III D.2: Your discussion of automatic execution asks for comment on a number of different rules that could allow markets to opt-out of a trade. These potential rules could result, once again - that the market offering the best price could ensure that a trade might never be executed - in effect locking up the traders money or forcing the trader to a worse price. Examples would be the limits on size of trade, or the time it can take to execute, or paperwork, or the existence of another best price, etc, etc. . You ask for comment: What should automatic execution be defined as?, and my comment is that the rules you make for automatic execution must not allow any market or ECN to opt out, delay execution of, or allow favoritism in the processing of an order. The only rule necessary is that Markets such as the NYSE, AMEX, ARCA, ISLD, etc. would have auditable fairness on a uniformly applied basis.
III F. : Unless the problems associated with delaying execution are eliminated the trade through prohibition will result in slower executions and worse pricing for the trader. Eliminating the opt-out program in favor of automatic execution is a bad idea unless the market is required to execute transactions without restriction as the ECNs already do.
Conclusion: Nowhere can I find discussion of, concern for, or methods to deal with the inevitable and unintended consequence of competition between markets to list the best price in order to assure they get the order. In reality, electronic trading centers may be forced to implement their own ability to set up dummy orders that can be rejected. This would be a big step backwards. Because of this and because the restriction on trade-through simply has no real benefit over what exists today, or that isnt dissuaged by other parts of the rule itself, I cannot support any part of it. Watching Level II for just a few minutes tells you the best price is a fleeting concept. Execution at your price is the important consideration for traders and brokers. Worse, there are, based on recent news reports, some 5 million active traders and many more than 5 million people who do some trading directly. These people who would be part of an ownership group to pluck a popular theme and represent a substantial expansion of our capital base, would be greatly disadvantaged. If these people are unable to make their trades at prices they have control over and are comfortable with, the rule would be doing an incredible disservice. And for what gain? To ascertain a trader sees the best price even though there is no guarantee he will get it? To protect the aging systems of the NYSE or AMEX? If we regulate to protect NYSE, AMEX, etc, then we should regulate to protect our maufacturing, airlines, telephones....This rule change has no base to stand on. It doesnt improve anything and has the potential of significant harm to our markets.

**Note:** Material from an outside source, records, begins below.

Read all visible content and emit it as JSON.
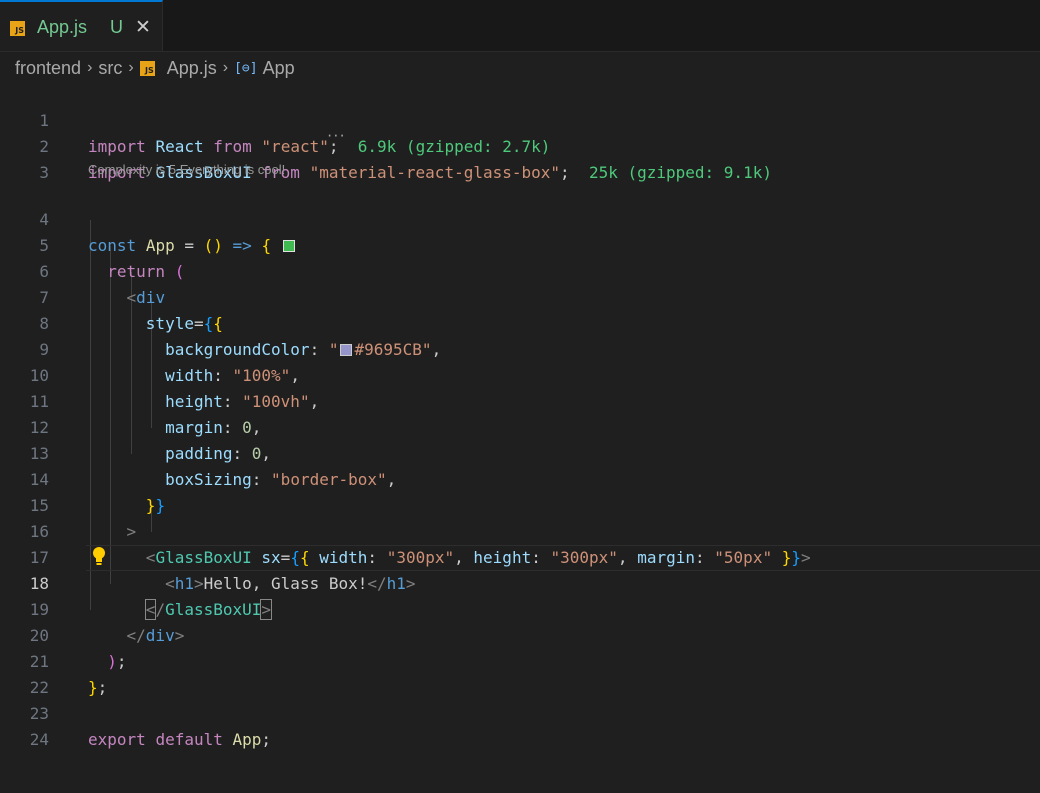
{
  "tab": {
    "title": "App.js",
    "status": "U",
    "close": "✕",
    "icon": "JS"
  },
  "breadcrumb": {
    "items": [
      "frontend",
      "src",
      "App.js",
      "App"
    ]
  },
  "codelens": "Complexity is 5 Everything is cool!",
  "editor": {
    "current_line": 18,
    "lines": [
      "1",
      "2",
      "3",
      "4",
      "5",
      "6",
      "7",
      "8",
      "9",
      "10",
      "11",
      "12",
      "13",
      "14",
      "15",
      "16",
      "17",
      "18",
      "19",
      "20",
      "21",
      "22",
      "23",
      "24"
    ],
    "import_sizes": [
      "6.9k (gzipped: 2.7k)",
      "25k (gzipped: 9.1k)"
    ],
    "strings": {
      "react": "\"react\"",
      "glassbox": "\"material-react-glass-box\"",
      "color": "#9695CB",
      "width": "\"100%\"",
      "height": "\"100vh\"",
      "boxSizing": "\"border-box\"",
      "w300": "\"300px\"",
      "h300": "\"300px\"",
      "m50": "\"50px\"",
      "h1": "Hello, Glass Box!"
    },
    "colors": {
      "swatch": "#9695CB",
      "complexity_ok": "#3fb950"
    }
  }
}
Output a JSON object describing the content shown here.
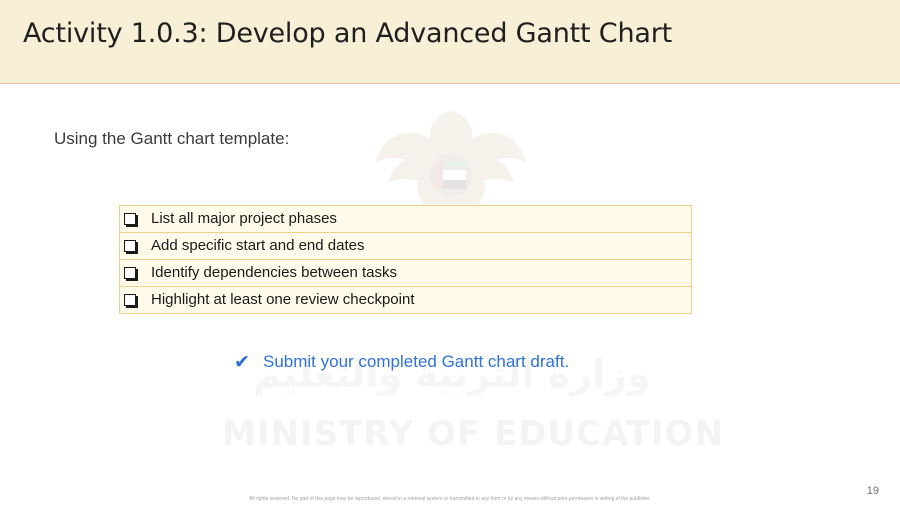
{
  "slide": {
    "title": "Activity 1.0.3: Develop an Advanced Gantt Chart",
    "intro": "Using the Gantt chart template:",
    "checklist": [
      {
        "icon": "checkbox-icon",
        "label": "List all major project phases"
      },
      {
        "icon": "checkbox-icon",
        "label": "Add specific start and end dates"
      },
      {
        "icon": "checkbox-icon",
        "label": "Identify dependencies between tasks"
      },
      {
        "icon": "checkbox-icon",
        "label": "Highlight at least one review checkpoint"
      }
    ],
    "submit": {
      "icon": "checkmark-icon",
      "text": "Submit your completed Gantt chart draft."
    },
    "page_number": "19",
    "footer_notice": "All rights reserved. No part of this page may be reproduced, stored in a retrieval system or transmitted in any form or by any means without prior permission in writing of the publisher."
  },
  "watermark": {
    "emblem": "uae-falcon-emblem",
    "arabic_text": "وزارة التربية والتعليم",
    "english_text": "MINISTRY OF EDUCATION"
  },
  "colors": {
    "header_background": "#f7efd6",
    "header_border": "#e3c3a8",
    "table_border": "#f1cf8d",
    "table_background": "#fffaea",
    "accent_blue": "#2f73d8"
  }
}
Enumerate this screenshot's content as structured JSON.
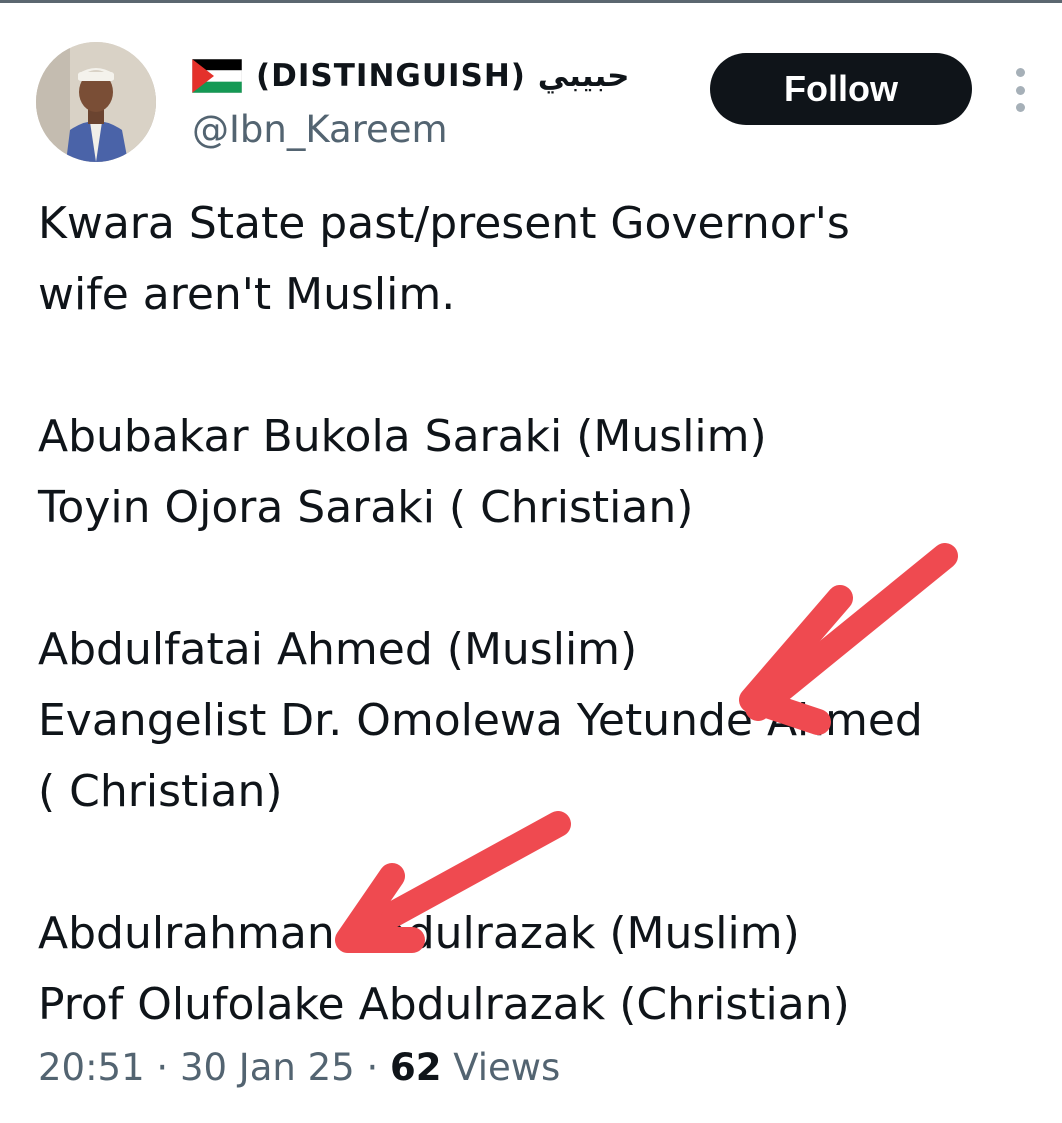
{
  "tweet": {
    "author": {
      "display_name": "(DISTINGUISH) حبيبي",
      "handle": "@Ibn_Kareem",
      "flag_icon": "palestine-flag-icon"
    },
    "follow_label": "Follow",
    "more_icon": "more-vertical-icon",
    "text_lines": [
      "Kwara State past/present Governor's",
      "wife aren't Muslim.",
      "",
      "Abubakar Bukola Saraki (Muslim)",
      "Toyin Ojora Saraki ( Christian)",
      "",
      "Abdulfatai Ahmed (Muslim)",
      "Evangelist Dr. Omolewa Yetunde Ahmed",
      "( Christian)",
      "",
      "Abdulrahman Abdulrazak (Muslim)",
      "Prof Olufolake Abdulrazak (Christian)"
    ],
    "meta": {
      "time": "20:51",
      "separator": "·",
      "date": "30 Jan 25",
      "views_count": "62",
      "views_label": "Views"
    },
    "colors": {
      "text": "#0f1419",
      "secondary": "#536471",
      "button_bg": "#0f1419",
      "arrow": "#ef4a50"
    }
  }
}
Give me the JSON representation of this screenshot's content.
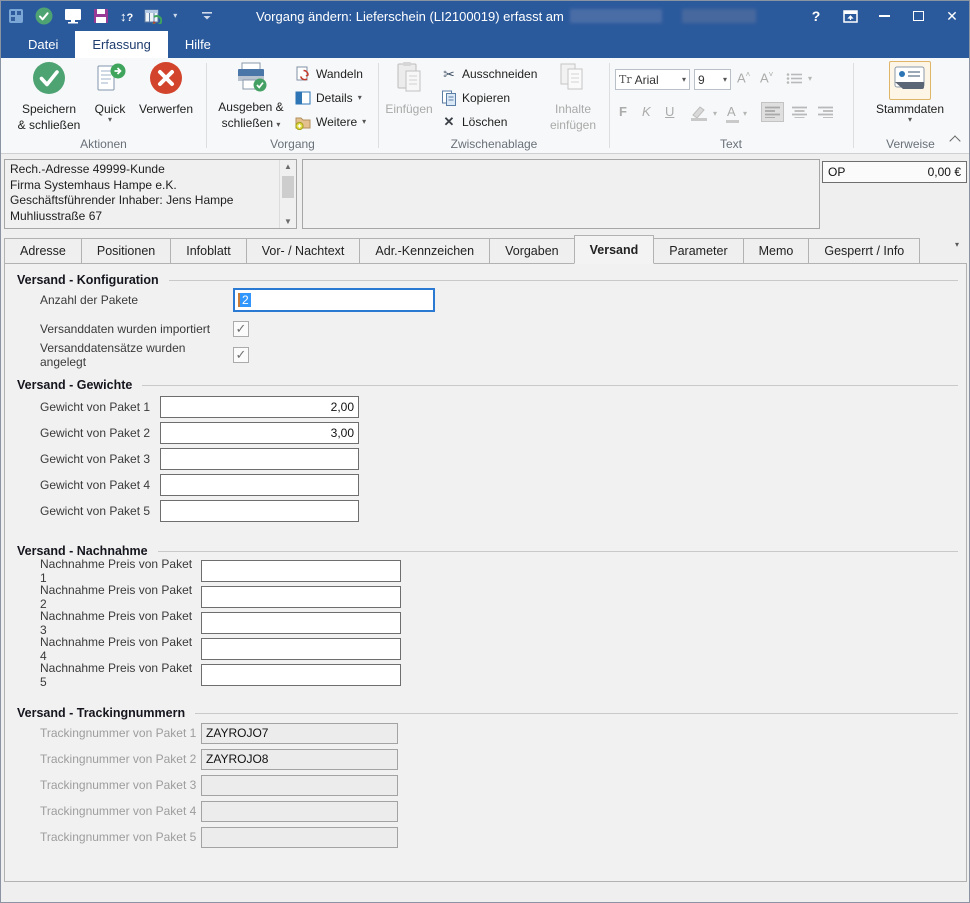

Honorable Christopher Dodd, US Senate
Honorable Joseph Lieberman, US Senate
Honorable Robert Simmons, US House of Representatives
Ronald J Berman, Bear Stearns